During the live broadcast from Broadcasting House of Murder Immaculate, a new radio play by Rodney Fleming (Kendall), a cast member, Sydney Parsons (Wolfit), is strangled on air; as he was working in a remote studio and as his character was supposed to be strangled at that point in the play, no one thinks twice about the ghastly cries and gurgles except to remark that Parsons is doing a better job of it than he did at rehearsal. In due course the body is found and Inspector Gregory (Hunter) of the Yard rounds up the suspects in the traditional manner.

Death at Broadcasting House - 1 The strangler creeps up on Parsons

The strangler creeps up on Parsons (Donald Wolfit).

As radio controller Sir Herbert Farquharson (Rendel) remarks to his producer, Julian Caird (Gielgud), “Oh, it’s Continue reading

Ringer, The (1952)

UK / 73 minutes / bw / London, British Lion Dir: Guy Hamilton Scr: Val Valentine, Lesley Storm Story: The Gaunt Stranger (1925; vt Police Work; revised vt The Ringer 1926) by Edgar Wallace Cine: Ted Scaife, John Wilcox Cast: Herbert Lom, Donald Wolfit, Mai Zetterling, Greta Gynt, William Hartnell, Dora Bryan, Norman Wooland, Denholm Elliott, Charles Victor, Walter Fitzgerald, Campbell Singer, John Stuart.

The Ringer 1952 - 4 Lom is suitably creepy as Meister

Herbert Lom, in supreme form.

Feared internationally, the crook Henry Arthur Milton, better known as The Ringer—because he could ring the changes with his disguises—finally met his end in Australia. Or did he? According to his wife Cora Ann (Gynt) he somehow escaped and has now made his way to London. That’s what the cops think too, and the slightly sinister Chief Inspector Bliss (Wooland), recently returned to Scotland Yard from a somewhat mysterious secondment in New York, is put in charge of the case. He liaises with Inspector Wembury (Victor) of the Met, whose Deptford territory includes the home of powerful criminal lawyer Maurice Meister (Lom). It’s thought that the reason The Ringer has come back to London is to seek vengeance on Meister, whom he blames for the suicide some years ago of his (The Ringer’s) sister Gwenda.
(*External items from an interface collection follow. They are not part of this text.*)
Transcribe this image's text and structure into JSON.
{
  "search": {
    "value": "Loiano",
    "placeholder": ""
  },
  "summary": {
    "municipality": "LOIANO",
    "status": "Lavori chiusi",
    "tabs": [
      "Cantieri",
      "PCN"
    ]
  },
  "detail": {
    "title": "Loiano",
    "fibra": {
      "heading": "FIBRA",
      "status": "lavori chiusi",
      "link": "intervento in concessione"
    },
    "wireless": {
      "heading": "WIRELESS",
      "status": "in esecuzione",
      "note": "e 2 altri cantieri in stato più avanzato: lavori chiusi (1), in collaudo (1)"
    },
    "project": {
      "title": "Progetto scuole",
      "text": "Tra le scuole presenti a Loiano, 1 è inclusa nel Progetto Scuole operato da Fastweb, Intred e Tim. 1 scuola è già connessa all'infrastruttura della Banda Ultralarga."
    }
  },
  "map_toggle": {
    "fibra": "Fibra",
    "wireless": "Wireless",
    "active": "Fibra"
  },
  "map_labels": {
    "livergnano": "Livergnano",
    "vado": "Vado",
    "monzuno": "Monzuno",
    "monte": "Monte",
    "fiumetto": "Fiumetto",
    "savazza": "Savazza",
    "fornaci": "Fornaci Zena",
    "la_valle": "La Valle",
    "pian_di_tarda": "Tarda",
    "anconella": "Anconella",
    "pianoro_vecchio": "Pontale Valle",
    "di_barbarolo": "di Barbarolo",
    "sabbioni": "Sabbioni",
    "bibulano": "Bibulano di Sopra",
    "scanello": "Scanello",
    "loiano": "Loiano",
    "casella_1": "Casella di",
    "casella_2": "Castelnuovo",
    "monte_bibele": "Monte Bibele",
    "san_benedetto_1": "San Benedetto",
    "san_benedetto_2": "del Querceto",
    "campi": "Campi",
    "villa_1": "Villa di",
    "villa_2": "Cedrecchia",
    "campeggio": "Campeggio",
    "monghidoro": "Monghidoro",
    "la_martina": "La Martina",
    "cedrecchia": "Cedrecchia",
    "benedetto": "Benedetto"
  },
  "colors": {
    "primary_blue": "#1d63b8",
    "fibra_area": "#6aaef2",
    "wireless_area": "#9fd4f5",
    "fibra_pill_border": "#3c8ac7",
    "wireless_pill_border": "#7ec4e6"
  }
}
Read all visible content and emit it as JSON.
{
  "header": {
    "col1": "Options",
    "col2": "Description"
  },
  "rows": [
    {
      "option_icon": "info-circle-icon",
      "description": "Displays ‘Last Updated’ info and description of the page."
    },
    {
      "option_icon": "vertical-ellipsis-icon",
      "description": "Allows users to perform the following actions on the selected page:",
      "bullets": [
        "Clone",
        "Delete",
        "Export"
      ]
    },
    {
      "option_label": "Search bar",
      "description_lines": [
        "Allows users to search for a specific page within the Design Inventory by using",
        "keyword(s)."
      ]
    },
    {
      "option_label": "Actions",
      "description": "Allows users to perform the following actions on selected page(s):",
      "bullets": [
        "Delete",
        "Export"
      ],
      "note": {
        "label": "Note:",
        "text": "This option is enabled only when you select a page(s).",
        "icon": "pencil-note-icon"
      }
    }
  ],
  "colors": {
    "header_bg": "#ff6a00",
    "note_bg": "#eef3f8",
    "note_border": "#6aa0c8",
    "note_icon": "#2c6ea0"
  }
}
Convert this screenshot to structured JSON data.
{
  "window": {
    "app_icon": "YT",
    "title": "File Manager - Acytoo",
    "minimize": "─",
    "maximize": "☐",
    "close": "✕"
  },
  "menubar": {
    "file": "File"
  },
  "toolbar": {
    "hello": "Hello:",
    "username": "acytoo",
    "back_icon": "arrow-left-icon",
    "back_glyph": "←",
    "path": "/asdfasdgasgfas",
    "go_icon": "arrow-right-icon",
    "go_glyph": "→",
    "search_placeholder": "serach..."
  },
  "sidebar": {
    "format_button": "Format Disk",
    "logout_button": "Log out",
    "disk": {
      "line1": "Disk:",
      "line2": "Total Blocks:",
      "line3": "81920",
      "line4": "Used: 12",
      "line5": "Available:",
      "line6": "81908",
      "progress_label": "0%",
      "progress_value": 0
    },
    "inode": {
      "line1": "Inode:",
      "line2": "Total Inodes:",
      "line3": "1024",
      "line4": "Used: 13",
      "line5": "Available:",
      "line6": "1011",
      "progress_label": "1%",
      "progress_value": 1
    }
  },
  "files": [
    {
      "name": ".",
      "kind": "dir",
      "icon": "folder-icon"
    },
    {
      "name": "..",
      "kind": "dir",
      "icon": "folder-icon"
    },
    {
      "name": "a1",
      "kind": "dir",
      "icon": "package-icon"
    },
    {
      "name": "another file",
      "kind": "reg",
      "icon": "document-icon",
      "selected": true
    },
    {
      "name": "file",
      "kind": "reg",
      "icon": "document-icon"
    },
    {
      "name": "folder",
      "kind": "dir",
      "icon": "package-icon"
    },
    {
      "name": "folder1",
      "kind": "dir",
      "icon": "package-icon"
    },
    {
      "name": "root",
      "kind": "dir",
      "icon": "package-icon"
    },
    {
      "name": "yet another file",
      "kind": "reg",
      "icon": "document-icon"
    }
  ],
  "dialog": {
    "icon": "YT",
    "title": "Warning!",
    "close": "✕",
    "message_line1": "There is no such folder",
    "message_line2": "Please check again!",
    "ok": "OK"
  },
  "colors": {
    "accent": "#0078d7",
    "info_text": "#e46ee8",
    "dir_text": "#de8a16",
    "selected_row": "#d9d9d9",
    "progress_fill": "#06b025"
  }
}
The Ringer 1952 - 2 Zetterling as Lisa Gruber

Mai Zetterling as Meister’s secretary Lisa Gruber.

Wembury enlists the aid of cheery Cockney burglar Samuel “Sam” Cuthbert Hackitt (Hartnell), who has just been released from prison; although too terrified to Continue reading